Tune of the Day: Ding Dong Merrily on High
This carol is a good example of a carol in the original sense of the word (i.e. a secular dance tune) evolving into a carol as it is understood today (i.e. a song for Christmas). The tune first appeared as a secular dance tune known as “Le branle de l'Officiel” (“The Officer's Brawl”) in Orchésographie, a late sixteenth-century study of French Renaissance social dance by Thoinot Arbeau. This manual provided critical information on social ballroom behavior and on the interaction of musicians and dancers. According to this manual, the “Branle de l'Officiel” was to be danced by “lackeys and serving wenches, and sometimes by young men and maids of gentle birth masquerading as peasants and shepherds”.

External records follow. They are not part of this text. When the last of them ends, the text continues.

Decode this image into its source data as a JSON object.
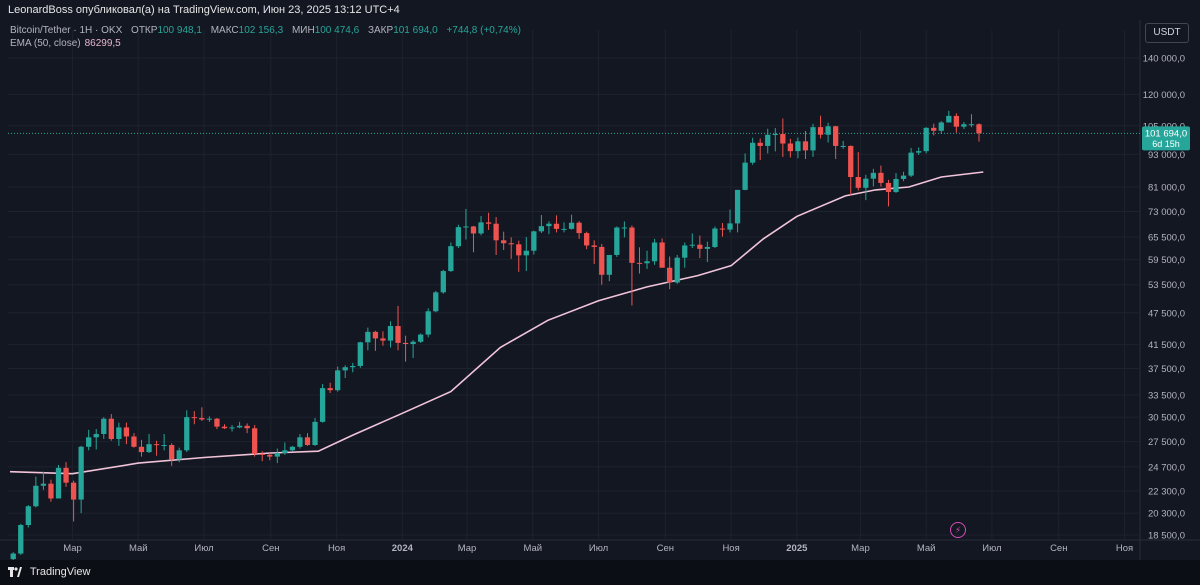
{
  "header": {
    "publish_line": "LeonardBoss опубликовал(а) на TradingView.com, Июн 23, 2025 13:12 UTC+4"
  },
  "legend": {
    "symbol": "Bitcoin/Tether · 1H · OKX",
    "open_label": "ОТКР",
    "open_value": "100 948,1",
    "high_label": "МАКС",
    "high_value": "102 156,3",
    "low_label": "МИН",
    "low_value": "100 474,6",
    "close_label": "ЗАКР",
    "close_value": "101 694,0",
    "change": "+744,8 (+0,74%)",
    "ema_label": "EMA (50, close)",
    "ema_value": "86299,5"
  },
  "currency_button": "USDT",
  "price_tag": {
    "price": "101 694,0",
    "countdown": "6d 15h"
  },
  "footer": {
    "brand": "TradingView"
  },
  "colors": {
    "up": "#26a69a",
    "down": "#ef5350",
    "ema": "#f2c4d9",
    "background": "#131722"
  },
  "chart_data": {
    "type": "candlestick",
    "title": "",
    "scale": "logarithmic",
    "last_price": 101694.0,
    "y_ticks": [
      {
        "value": 18500,
        "label": "18 500,0"
      },
      {
        "value": 20300,
        "label": "20 300,0"
      },
      {
        "value": 22300,
        "label": "22 300,0"
      },
      {
        "value": 24700,
        "label": "24 700,0"
      },
      {
        "value": 27500,
        "label": "27 500,0"
      },
      {
        "value": 30500,
        "label": "30 500,0"
      },
      {
        "value": 33500,
        "label": "33 500,0"
      },
      {
        "value": 37500,
        "label": "37 500,0"
      },
      {
        "value": 41500,
        "label": "41 500,0"
      },
      {
        "value": 47500,
        "label": "47 500,0"
      },
      {
        "value": 53500,
        "label": "53 500,0"
      },
      {
        "value": 59500,
        "label": "59 500,0"
      },
      {
        "value": 65500,
        "label": "65 500,0"
      },
      {
        "value": 73000,
        "label": "73 000,0"
      },
      {
        "value": 81000,
        "label": "81 000,0"
      },
      {
        "value": 93000,
        "label": "93 000,0"
      },
      {
        "value": 105000,
        "label": "105 000,0"
      },
      {
        "value": 120000,
        "label": "120 000,0"
      },
      {
        "value": 140000,
        "label": "140 000,0"
      }
    ],
    "x_ticks": [
      {
        "date": "2023-03-01",
        "label": "Мар"
      },
      {
        "date": "2023-05-01",
        "label": "Май"
      },
      {
        "date": "2023-07-01",
        "label": "Июл"
      },
      {
        "date": "2023-09-01",
        "label": "Сен"
      },
      {
        "date": "2023-11-01",
        "label": "Ноя"
      },
      {
        "date": "2024-01-01",
        "label": "2024"
      },
      {
        "date": "2024-03-01",
        "label": "Мар"
      },
      {
        "date": "2024-05-01",
        "label": "Май"
      },
      {
        "date": "2024-07-01",
        "label": "Июл"
      },
      {
        "date": "2024-09-01",
        "label": "Сен"
      },
      {
        "date": "2024-11-01",
        "label": "Ноя"
      },
      {
        "date": "2025-01-01",
        "label": "2025"
      },
      {
        "date": "2025-03-01",
        "label": "Мар"
      },
      {
        "date": "2025-05-01",
        "label": "Май"
      },
      {
        "date": "2025-07-01",
        "label": "Июл"
      },
      {
        "date": "2025-09-01",
        "label": "Сен"
      },
      {
        "date": "2025-11-01",
        "label": "Ноя"
      }
    ],
    "candle_start_date": "2023-01-02",
    "candle_interval_days": 7,
    "candles": [
      [
        16700,
        17200,
        16600,
        17100
      ],
      [
        17100,
        19400,
        17000,
        19300
      ],
      [
        19300,
        21000,
        19100,
        20900
      ],
      [
        20900,
        23700,
        20800,
        22800
      ],
      [
        22800,
        24200,
        22400,
        23000
      ],
      [
        23000,
        23400,
        21300,
        21600
      ],
      [
        21600,
        24900,
        21600,
        24600
      ],
      [
        24600,
        25200,
        22700,
        23100
      ],
      [
        23100,
        23300,
        19600,
        21500
      ],
      [
        21500,
        27000,
        20300,
        26900
      ],
      [
        26900,
        28900,
        26500,
        28000
      ],
      [
        28000,
        29000,
        26600,
        28400
      ],
      [
        28400,
        30500,
        27800,
        30300
      ],
      [
        30300,
        30900,
        27600,
        27800
      ],
      [
        27800,
        29800,
        27000,
        29200
      ],
      [
        29200,
        29800,
        27200,
        28100
      ],
      [
        28100,
        28500,
        26800,
        26900
      ],
      [
        26900,
        27700,
        25800,
        26300
      ],
      [
        26300,
        28400,
        26200,
        27200
      ],
      [
        27200,
        27600,
        25900,
        27100
      ],
      [
        27100,
        28400,
        26500,
        27100
      ],
      [
        27100,
        27300,
        24800,
        25500
      ],
      [
        25500,
        26800,
        25200,
        26500
      ],
      [
        26500,
        31400,
        26300,
        30500
      ],
      [
        30500,
        31300,
        29600,
        30400
      ],
      [
        30400,
        31800,
        30000,
        30200
      ],
      [
        30200,
        30600,
        29900,
        30300
      ],
      [
        30300,
        30400,
        29000,
        29300
      ],
      [
        29300,
        29600,
        29000,
        29100
      ],
      [
        29100,
        29500,
        28700,
        29200
      ],
      [
        29200,
        29900,
        29100,
        29400
      ],
      [
        29400,
        29700,
        28500,
        29100
      ],
      [
        29100,
        29500,
        25800,
        26100
      ],
      [
        26100,
        26400,
        25300,
        26000
      ],
      [
        26000,
        26200,
        25400,
        25800
      ],
      [
        25800,
        26700,
        25100,
        26200
      ],
      [
        26200,
        27400,
        26000,
        26500
      ],
      [
        26500,
        27000,
        26400,
        26900
      ],
      [
        26900,
        28400,
        26700,
        28000
      ],
      [
        28000,
        28500,
        27000,
        27100
      ],
      [
        27100,
        30400,
        27000,
        29900
      ],
      [
        29900,
        35100,
        29800,
        34500
      ],
      [
        34500,
        35300,
        33800,
        34200
      ],
      [
        34200,
        37800,
        34000,
        37200
      ],
      [
        37200,
        38000,
        36000,
        37700
      ],
      [
        37700,
        38400,
        36900,
        37900
      ],
      [
        37900,
        42000,
        37600,
        41900
      ],
      [
        41900,
        44600,
        40500,
        43800
      ],
      [
        43800,
        44000,
        40400,
        42600
      ],
      [
        42600,
        43900,
        41300,
        42200
      ],
      [
        42200,
        45800,
        41000,
        44900
      ],
      [
        44900,
        48900,
        40500,
        41800
      ],
      [
        41800,
        43100,
        38600,
        41600
      ],
      [
        41600,
        42300,
        39200,
        42000
      ],
      [
        42000,
        43500,
        41800,
        43300
      ],
      [
        43300,
        48400,
        42800,
        47800
      ],
      [
        47800,
        52100,
        47600,
        51800
      ],
      [
        51800,
        57000,
        51500,
        56700
      ],
      [
        56700,
        64000,
        56500,
        63000
      ],
      [
        63000,
        69000,
        62500,
        68300
      ],
      [
        68300,
        73800,
        64800,
        68500
      ],
      [
        68500,
        68700,
        61400,
        66500
      ],
      [
        66500,
        71600,
        66000,
        69700
      ],
      [
        69700,
        72600,
        67500,
        69300
      ],
      [
        69300,
        71300,
        60700,
        64600
      ],
      [
        64600,
        67000,
        62000,
        63800
      ],
      [
        63800,
        65400,
        59700,
        63500
      ],
      [
        63500,
        64500,
        56500,
        60600
      ],
      [
        60600,
        65500,
        56700,
        61800
      ],
      [
        61800,
        67300,
        60800,
        67100
      ],
      [
        67100,
        71900,
        66600,
        68600
      ],
      [
        68600,
        70000,
        66300,
        69300
      ],
      [
        69300,
        71800,
        66800,
        67800
      ],
      [
        67800,
        69700,
        66800,
        67800
      ],
      [
        67800,
        72000,
        67600,
        69600
      ],
      [
        69600,
        70100,
        65000,
        66600
      ],
      [
        66600,
        67000,
        62200,
        63200
      ],
      [
        63200,
        64600,
        58400,
        62800
      ],
      [
        62800,
        63600,
        53500,
        55800
      ],
      [
        55800,
        60700,
        54300,
        60700
      ],
      [
        60700,
        68500,
        60200,
        68200
      ],
      [
        68200,
        70000,
        65400,
        68200
      ],
      [
        68200,
        68800,
        49000,
        58700
      ],
      [
        58700,
        62700,
        56100,
        58600
      ],
      [
        58600,
        61800,
        57200,
        59100
      ],
      [
        59100,
        65000,
        58200,
        64000
      ],
      [
        64000,
        65100,
        57500,
        57500
      ],
      [
        57500,
        60300,
        52500,
        54000
      ],
      [
        54000,
        60700,
        53700,
        60000
      ],
      [
        60000,
        64000,
        57500,
        63200
      ],
      [
        63200,
        66500,
        62500,
        63400
      ],
      [
        63400,
        65900,
        59900,
        62300
      ],
      [
        62300,
        64200,
        58900,
        62800
      ],
      [
        62800,
        68500,
        62500,
        67900
      ],
      [
        67900,
        69500,
        65600,
        67600
      ],
      [
        67600,
        73600,
        66800,
        69400
      ],
      [
        69400,
        80000,
        66800,
        80000
      ],
      [
        80000,
        93400,
        79900,
        89800
      ],
      [
        89800,
        99800,
        89000,
        97700
      ],
      [
        97700,
        99500,
        90800,
        96400
      ],
      [
        96400,
        103700,
        93400,
        101100
      ],
      [
        101100,
        104000,
        94200,
        101400
      ],
      [
        101400,
        108300,
        92000,
        97400
      ],
      [
        97400,
        99400,
        91800,
        94300
      ],
      [
        94300,
        99900,
        91500,
        98300
      ],
      [
        98300,
        102700,
        91200,
        94600
      ],
      [
        94600,
        105900,
        92000,
        104400
      ],
      [
        104400,
        109600,
        99500,
        101100
      ],
      [
        101100,
        106400,
        97800,
        104800
      ],
      [
        104800,
        105000,
        91200,
        96400
      ],
      [
        96400,
        98500,
        95200,
        96400
      ],
      [
        96400,
        96600,
        78200,
        84500
      ],
      [
        84500,
        93900,
        79800,
        80700
      ],
      [
        80700,
        85300,
        76600,
        83900
      ],
      [
        83900,
        87500,
        81200,
        86000
      ],
      [
        86000,
        88700,
        81100,
        82400
      ],
      [
        82400,
        83500,
        74600,
        79300
      ],
      [
        79300,
        85900,
        79000,
        83800
      ],
      [
        83800,
        86400,
        83000,
        85000
      ],
      [
        85000,
        95600,
        84500,
        93700
      ],
      [
        93700,
        95800,
        92800,
        94300
      ],
      [
        94300,
        104400,
        93400,
        104100
      ],
      [
        104100,
        106000,
        100800,
        102800
      ],
      [
        102800,
        107100,
        101400,
        106500
      ],
      [
        106500,
        111900,
        106400,
        109500
      ],
      [
        109500,
        110700,
        102000,
        104600
      ],
      [
        104600,
        106700,
        103600,
        105700
      ],
      [
        105700,
        110300,
        104400,
        105700
      ],
      [
        105700,
        106100,
        98200,
        101700
      ]
    ],
    "ema": {
      "label": "EMA (50, close)",
      "points": [
        {
          "date": "2023-01-02",
          "value": 24200
        },
        {
          "date": "2023-03-01",
          "value": 24000
        },
        {
          "date": "2023-05-01",
          "value": 25100
        },
        {
          "date": "2023-07-01",
          "value": 25700
        },
        {
          "date": "2023-09-01",
          "value": 26200
        },
        {
          "date": "2023-10-15",
          "value": 26400
        },
        {
          "date": "2023-11-15",
          "value": 28200
        },
        {
          "date": "2024-01-01",
          "value": 31000
        },
        {
          "date": "2024-02-15",
          "value": 34000
        },
        {
          "date": "2024-04-01",
          "value": 41000
        },
        {
          "date": "2024-05-15",
          "value": 46000
        },
        {
          "date": "2024-07-01",
          "value": 50000
        },
        {
          "date": "2024-08-15",
          "value": 53000
        },
        {
          "date": "2024-10-01",
          "value": 55600
        },
        {
          "date": "2024-11-01",
          "value": 58000
        },
        {
          "date": "2024-12-01",
          "value": 65000
        },
        {
          "date": "2025-01-01",
          "value": 71500
        },
        {
          "date": "2025-02-15",
          "value": 78000
        },
        {
          "date": "2025-03-15",
          "value": 80000
        },
        {
          "date": "2025-04-15",
          "value": 81000
        },
        {
          "date": "2025-05-15",
          "value": 84500
        },
        {
          "date": "2025-06-23",
          "value": 86299.5
        }
      ]
    }
  }
}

The song is particularly noted for the line “Gloria, Hosanna in excelsis!”, where the sung vowel sound “o” of “Gloria” is fluidly sustained through a lengthy rising and falling melismatic melodic sequence.